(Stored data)
========================================================================

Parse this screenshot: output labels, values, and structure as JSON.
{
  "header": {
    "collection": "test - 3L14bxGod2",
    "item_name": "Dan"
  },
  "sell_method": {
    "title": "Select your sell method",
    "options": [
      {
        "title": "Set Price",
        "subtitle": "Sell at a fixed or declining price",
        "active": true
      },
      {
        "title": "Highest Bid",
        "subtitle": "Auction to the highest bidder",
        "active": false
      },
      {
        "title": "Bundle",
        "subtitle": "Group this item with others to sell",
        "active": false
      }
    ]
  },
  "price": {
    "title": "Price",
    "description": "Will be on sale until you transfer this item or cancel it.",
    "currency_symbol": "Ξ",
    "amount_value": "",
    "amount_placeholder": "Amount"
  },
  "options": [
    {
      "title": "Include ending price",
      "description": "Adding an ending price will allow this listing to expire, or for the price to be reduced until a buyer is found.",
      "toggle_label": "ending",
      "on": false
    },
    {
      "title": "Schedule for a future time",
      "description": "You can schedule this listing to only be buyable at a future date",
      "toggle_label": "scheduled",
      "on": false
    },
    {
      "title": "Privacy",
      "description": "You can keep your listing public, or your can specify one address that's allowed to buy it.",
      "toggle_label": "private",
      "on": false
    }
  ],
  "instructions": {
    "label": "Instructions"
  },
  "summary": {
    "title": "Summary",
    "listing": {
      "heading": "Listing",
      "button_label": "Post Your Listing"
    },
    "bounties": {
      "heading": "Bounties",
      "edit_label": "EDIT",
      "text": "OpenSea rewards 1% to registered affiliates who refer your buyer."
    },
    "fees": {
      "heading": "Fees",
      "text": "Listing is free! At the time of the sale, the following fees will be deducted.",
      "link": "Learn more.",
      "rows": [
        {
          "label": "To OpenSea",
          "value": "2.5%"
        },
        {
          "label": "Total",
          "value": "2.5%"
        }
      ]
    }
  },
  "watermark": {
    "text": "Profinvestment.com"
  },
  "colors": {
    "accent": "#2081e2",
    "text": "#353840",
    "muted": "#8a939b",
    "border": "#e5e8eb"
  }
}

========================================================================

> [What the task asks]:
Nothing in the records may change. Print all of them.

> [Answer box]:
Parse this screenshot: output labels, values, and structure as JSON.
{
  "header": {
    "collection": "test - 3L14bxGod2",
    "item_name": "Dan"
  },
  "sell_method": {
    "title": "Select your sell method",
    "options": [
      {
        "title": "Set Price",
        "subtitle": "Sell at a fixed or declining price",
        "active": true
      },
      {
        "title": "Highest Bid",
        "subtitle": "Auction to the highest bidder",
        "active": false
      },
      {
        "title": "Bundle",
        "subtitle": "Group this item with others to sell",
        "active": false
      }
    ]
  },
  "price": {
    "title": "Price",
    "description": "Will be on sale until you transfer this item or cancel it.",
    "currency_symbol": "Ξ",
    "amount_value": "",
    "amount_placeholder": "Amount"
  },
  "options": [
    {
      "title": "Include ending price",
      "description": "Adding an ending price will allow this listing to expire, or for the price to be reduced until a buyer is found.",
      "toggle_label": "ending",
      "on": false
    },
    {
      "title": "Schedule for a future time",
      "description": "You can schedule this listing to only be buyable at a future date",
      "toggle_label": "scheduled",
      "on": false
    },
    {
      "title": "Privacy",
      "description": "You can keep your listing public, or your can specify one address that's allowed to buy it.",
      "toggle_label": "private",
      "on": false
    }
  ],
  "instructions": {
    "label": "Instructions"
  },
  "summary": {
    "title": "Summary",
    "listing": {
      "heading": "Listing",
      "button_label": "Post Your Listing"
    },
    "bounties": {
      "heading": "Bounties",
      "edit_label": "EDIT",
      "text": "OpenSea rewards 1% to registered affiliates who refer your buyer."
    },
    "fees": {
      "heading": "Fees",
      "text": "Listing is free! At the time of the sale, the following fees will be deducted.",
      "link": "Learn more.",
      "rows": [
        {
          "label": "To OpenSea",
          "value": "2.5%"
        },
        {
          "label": "Total",
          "value": "2.5%"
        }
      ]
    }
  },
  "watermark": {
    "text": "Profinvestment.com"
  },
  "colors": {
    "accent": "#2081e2",
    "text": "#353840",
    "muted": "#8a939b",
    "border": "#e5e8eb"
  }
}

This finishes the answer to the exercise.